I just finished (yet another) personal finance book, this one David Bach’s “Start Late, Finish Rich.”* The book’s premise is that anyone—no matter their age or station in life–can get their financial shite together (!) by developing the right financial habits to create a healthy nest for themselves and their family.
As is the case for most things I get value out of, Bach’s book makes it clear that if you want this result, you gotta take responsibility for it:
You know, the good things in life don’t just happen to people. Sure, people occasionally get lucky. They win the lottery or inherit a bundle from a rich uncle they never knew they had. But those are the exceptions—the rare exceptions. As a rule, the good things in life happen to people only when they make them happen…
If you want a future of security and independence, you’ve got to build it for yourself.“Start Late, Finish Rich,” by David Bach (p91)
Back at the end of 2014, I read Bach’s “Smart Couples Finish Rich,” a book designed, as the title suggests, especially for couples.

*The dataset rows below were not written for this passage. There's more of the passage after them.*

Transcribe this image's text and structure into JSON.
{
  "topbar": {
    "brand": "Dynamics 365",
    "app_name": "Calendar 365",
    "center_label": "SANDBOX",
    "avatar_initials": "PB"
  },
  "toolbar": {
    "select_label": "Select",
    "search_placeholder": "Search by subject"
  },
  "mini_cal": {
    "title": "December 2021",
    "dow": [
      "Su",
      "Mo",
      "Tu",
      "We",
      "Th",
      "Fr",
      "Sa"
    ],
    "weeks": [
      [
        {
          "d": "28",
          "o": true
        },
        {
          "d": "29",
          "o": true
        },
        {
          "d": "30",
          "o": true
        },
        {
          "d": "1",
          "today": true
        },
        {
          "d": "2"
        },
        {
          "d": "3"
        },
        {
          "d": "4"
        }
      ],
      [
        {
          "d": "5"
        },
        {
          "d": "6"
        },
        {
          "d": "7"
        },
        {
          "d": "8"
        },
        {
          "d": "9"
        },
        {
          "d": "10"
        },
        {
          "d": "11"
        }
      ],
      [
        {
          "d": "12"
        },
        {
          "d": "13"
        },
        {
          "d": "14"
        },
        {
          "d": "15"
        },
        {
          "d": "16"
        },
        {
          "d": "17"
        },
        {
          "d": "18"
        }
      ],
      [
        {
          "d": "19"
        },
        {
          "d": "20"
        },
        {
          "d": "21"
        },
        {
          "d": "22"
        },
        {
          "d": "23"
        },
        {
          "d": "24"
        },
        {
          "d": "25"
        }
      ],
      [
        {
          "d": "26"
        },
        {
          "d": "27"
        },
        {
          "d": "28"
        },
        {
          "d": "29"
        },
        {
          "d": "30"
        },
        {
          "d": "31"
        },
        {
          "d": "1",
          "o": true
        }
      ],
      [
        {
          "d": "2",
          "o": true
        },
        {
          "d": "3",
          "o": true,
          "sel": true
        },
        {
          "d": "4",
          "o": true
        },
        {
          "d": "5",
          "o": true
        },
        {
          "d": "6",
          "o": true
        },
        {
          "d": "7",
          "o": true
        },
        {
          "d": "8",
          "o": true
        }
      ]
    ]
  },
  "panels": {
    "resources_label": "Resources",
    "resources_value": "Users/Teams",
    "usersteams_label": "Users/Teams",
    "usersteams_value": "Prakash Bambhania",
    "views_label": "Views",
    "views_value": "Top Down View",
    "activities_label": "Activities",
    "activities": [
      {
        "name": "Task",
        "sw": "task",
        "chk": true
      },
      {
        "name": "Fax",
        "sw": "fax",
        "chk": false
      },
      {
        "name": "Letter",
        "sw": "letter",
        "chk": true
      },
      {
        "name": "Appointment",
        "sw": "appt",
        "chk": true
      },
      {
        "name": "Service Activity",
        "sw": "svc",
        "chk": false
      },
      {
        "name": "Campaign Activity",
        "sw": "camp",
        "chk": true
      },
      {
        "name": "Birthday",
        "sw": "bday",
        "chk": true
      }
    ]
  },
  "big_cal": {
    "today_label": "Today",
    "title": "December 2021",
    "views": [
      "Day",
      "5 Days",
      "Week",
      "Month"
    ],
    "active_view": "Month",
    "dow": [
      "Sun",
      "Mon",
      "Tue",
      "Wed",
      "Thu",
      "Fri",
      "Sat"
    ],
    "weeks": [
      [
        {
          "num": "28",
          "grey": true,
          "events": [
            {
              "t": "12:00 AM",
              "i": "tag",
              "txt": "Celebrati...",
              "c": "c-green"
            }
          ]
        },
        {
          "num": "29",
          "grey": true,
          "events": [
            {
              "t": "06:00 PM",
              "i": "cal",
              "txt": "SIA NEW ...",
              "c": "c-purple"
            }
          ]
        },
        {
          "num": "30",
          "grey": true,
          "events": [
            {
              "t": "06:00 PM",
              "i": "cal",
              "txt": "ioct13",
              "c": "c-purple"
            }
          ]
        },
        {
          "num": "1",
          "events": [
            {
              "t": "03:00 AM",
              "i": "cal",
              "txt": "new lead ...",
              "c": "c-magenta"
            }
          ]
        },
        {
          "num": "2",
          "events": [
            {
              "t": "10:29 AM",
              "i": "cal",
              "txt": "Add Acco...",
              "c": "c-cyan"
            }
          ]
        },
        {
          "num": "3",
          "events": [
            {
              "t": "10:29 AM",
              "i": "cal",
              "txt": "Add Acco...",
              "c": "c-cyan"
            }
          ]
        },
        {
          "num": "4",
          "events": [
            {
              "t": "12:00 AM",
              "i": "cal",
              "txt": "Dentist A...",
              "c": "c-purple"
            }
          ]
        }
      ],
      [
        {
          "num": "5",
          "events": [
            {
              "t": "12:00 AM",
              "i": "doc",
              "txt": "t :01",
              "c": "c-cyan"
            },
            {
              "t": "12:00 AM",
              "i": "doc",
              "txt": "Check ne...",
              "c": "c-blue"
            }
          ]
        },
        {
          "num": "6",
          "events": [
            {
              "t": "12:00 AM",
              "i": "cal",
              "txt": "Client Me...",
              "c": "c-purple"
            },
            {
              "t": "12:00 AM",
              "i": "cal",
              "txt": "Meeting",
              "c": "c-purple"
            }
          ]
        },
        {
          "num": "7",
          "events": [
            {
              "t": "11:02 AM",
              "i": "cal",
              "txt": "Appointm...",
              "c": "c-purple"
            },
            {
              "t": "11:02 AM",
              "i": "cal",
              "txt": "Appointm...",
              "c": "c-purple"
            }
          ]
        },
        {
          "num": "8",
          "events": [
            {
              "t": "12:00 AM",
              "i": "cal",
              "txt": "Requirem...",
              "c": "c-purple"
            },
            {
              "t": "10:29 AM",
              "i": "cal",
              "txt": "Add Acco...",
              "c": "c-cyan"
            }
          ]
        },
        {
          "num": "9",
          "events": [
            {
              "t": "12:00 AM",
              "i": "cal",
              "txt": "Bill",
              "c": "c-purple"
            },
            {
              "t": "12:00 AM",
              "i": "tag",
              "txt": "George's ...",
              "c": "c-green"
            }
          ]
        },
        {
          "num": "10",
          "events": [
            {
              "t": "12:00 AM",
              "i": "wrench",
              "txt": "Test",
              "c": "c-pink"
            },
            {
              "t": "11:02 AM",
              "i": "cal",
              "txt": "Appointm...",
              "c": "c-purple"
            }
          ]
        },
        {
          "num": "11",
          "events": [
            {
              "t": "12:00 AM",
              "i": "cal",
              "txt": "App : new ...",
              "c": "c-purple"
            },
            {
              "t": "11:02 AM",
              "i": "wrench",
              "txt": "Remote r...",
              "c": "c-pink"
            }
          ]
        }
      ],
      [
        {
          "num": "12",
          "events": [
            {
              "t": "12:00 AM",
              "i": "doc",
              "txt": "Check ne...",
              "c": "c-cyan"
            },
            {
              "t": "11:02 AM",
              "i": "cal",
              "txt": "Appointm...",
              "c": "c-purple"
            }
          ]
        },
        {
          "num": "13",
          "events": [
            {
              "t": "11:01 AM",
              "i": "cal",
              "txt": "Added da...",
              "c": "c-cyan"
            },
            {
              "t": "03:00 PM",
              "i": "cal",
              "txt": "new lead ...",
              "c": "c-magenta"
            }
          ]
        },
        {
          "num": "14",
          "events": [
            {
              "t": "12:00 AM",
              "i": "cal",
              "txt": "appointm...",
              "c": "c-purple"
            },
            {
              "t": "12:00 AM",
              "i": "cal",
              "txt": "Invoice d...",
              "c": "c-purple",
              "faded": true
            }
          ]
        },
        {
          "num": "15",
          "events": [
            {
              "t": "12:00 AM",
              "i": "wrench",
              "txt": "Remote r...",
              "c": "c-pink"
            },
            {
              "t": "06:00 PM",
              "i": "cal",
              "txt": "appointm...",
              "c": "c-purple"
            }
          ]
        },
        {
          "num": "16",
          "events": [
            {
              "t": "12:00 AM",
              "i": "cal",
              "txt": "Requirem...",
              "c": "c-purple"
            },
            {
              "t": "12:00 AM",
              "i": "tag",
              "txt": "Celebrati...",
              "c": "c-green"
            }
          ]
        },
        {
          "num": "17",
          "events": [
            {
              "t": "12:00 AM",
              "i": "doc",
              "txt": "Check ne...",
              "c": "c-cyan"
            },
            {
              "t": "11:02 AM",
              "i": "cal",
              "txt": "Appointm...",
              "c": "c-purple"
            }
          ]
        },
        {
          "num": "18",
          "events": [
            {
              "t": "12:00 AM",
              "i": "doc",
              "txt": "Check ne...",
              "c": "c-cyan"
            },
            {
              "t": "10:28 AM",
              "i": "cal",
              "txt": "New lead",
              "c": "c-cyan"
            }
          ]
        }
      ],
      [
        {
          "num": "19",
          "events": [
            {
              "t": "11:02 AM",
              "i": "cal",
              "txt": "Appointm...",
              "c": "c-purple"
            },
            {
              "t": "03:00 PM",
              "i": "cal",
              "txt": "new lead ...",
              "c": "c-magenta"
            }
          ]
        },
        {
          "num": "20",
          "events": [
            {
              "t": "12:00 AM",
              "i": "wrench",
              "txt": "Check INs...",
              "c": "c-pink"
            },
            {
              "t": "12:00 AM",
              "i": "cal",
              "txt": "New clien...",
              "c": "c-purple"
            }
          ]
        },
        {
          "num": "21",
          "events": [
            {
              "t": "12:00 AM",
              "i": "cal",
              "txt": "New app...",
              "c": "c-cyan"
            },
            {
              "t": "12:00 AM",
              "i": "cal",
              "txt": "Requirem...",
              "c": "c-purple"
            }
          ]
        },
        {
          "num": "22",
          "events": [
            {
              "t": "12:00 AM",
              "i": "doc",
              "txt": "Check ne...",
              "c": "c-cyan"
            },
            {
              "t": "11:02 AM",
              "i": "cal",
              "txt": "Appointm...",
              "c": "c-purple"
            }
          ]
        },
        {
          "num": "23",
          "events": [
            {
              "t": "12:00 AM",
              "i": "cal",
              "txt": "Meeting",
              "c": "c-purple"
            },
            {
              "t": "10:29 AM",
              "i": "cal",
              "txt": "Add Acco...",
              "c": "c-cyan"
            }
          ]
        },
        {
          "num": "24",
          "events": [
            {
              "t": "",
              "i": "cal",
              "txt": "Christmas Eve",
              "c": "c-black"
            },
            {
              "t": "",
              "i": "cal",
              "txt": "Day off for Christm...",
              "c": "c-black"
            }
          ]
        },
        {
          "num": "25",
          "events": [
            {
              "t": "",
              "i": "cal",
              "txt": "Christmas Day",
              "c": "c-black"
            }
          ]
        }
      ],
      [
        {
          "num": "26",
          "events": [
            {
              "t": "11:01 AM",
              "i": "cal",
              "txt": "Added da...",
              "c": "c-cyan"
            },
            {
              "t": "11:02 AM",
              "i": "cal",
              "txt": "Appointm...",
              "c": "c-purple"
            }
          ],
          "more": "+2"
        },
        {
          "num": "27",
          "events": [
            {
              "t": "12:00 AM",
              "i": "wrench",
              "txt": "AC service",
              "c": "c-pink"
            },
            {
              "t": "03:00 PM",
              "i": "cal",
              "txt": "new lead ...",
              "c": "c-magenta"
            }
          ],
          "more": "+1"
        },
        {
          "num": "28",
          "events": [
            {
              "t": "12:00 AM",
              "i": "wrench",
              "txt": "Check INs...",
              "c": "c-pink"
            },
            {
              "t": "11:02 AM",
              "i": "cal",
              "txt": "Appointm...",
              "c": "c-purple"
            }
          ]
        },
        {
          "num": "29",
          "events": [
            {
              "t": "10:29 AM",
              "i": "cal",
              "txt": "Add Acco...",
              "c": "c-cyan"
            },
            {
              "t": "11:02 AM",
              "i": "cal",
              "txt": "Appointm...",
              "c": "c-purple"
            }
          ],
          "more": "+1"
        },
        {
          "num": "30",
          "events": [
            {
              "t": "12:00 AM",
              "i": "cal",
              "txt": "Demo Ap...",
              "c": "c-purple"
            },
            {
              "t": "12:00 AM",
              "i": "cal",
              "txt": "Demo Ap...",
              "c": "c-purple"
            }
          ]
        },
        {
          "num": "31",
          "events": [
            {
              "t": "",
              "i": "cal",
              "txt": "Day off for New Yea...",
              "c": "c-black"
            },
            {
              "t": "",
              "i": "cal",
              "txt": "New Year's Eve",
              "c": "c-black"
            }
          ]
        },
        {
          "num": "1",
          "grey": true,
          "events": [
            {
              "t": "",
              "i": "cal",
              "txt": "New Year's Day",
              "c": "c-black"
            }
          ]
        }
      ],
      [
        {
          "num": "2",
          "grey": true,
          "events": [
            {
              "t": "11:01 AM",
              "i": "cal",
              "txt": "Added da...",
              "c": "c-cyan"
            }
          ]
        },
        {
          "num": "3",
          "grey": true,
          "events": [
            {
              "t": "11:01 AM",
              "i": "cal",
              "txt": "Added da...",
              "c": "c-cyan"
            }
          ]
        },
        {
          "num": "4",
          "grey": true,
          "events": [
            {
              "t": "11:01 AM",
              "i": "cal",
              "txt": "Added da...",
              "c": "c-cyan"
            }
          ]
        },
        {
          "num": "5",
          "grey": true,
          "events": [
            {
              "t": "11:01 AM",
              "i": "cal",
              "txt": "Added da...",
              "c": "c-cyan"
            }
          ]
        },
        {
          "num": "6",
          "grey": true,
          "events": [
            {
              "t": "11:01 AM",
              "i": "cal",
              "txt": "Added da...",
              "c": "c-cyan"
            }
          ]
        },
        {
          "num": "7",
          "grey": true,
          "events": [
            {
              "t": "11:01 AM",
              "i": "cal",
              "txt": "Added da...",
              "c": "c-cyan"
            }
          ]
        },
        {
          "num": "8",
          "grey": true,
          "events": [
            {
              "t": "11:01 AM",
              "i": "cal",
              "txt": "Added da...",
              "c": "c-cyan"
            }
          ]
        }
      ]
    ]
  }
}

As Bach writes, “My goal in this book is to provide an action-oriented road map that will enable the two of you to take control of your finances as a couple… you will learn everything you need to do as a couple to both live and finish rich.” (p5)
I was ready to hear this. We had been married for nearly three years, and I guess I was ready to think about more “grown up” things like taking on our financial future. The book nailed the point home. I thought, “This stuff is important. We need to listen to this.”
Soon after reading “Smart Couples Finish Rich,” I read Tony Robbin’s “Money: Master the Game,” and the transformation was complete.
I had caught the personal finance bug 😉
We wasted no time. We started creating positive money habits such as putting away for savings, investing, and paying off debt. Looking back on the last five years, I am enormously grateful, especially given the collective roller-coaster the world is going through right now. It gives me enormous peace of mind* knowing that we have a solid financial foundation and flexibility in the face of uncertain times.
And yet, that’s really no surprise to me. That’s the power of good habits! They allow a slow and steady power that grows over time, and their virtuous results will come to your aid again and again!
In his books, Bach makes the point that by setting aside a few dollars a day, one can build up one’s financial empire.** Because that’s what good habits do: they chip away at whatever is important to you, gradually sculpting your masterpiece, Andy Dufresne style .
And this is why it is more important than ever to develop good financial habits!
** David Bach popularized the idea of the “latte factor;” that is, the notion that if you cut out small, unnecessary expenses in life–such as a daily latte from Starbucks–you can end up saving a whole crap load of money over time, especially when it is invested for a modest return.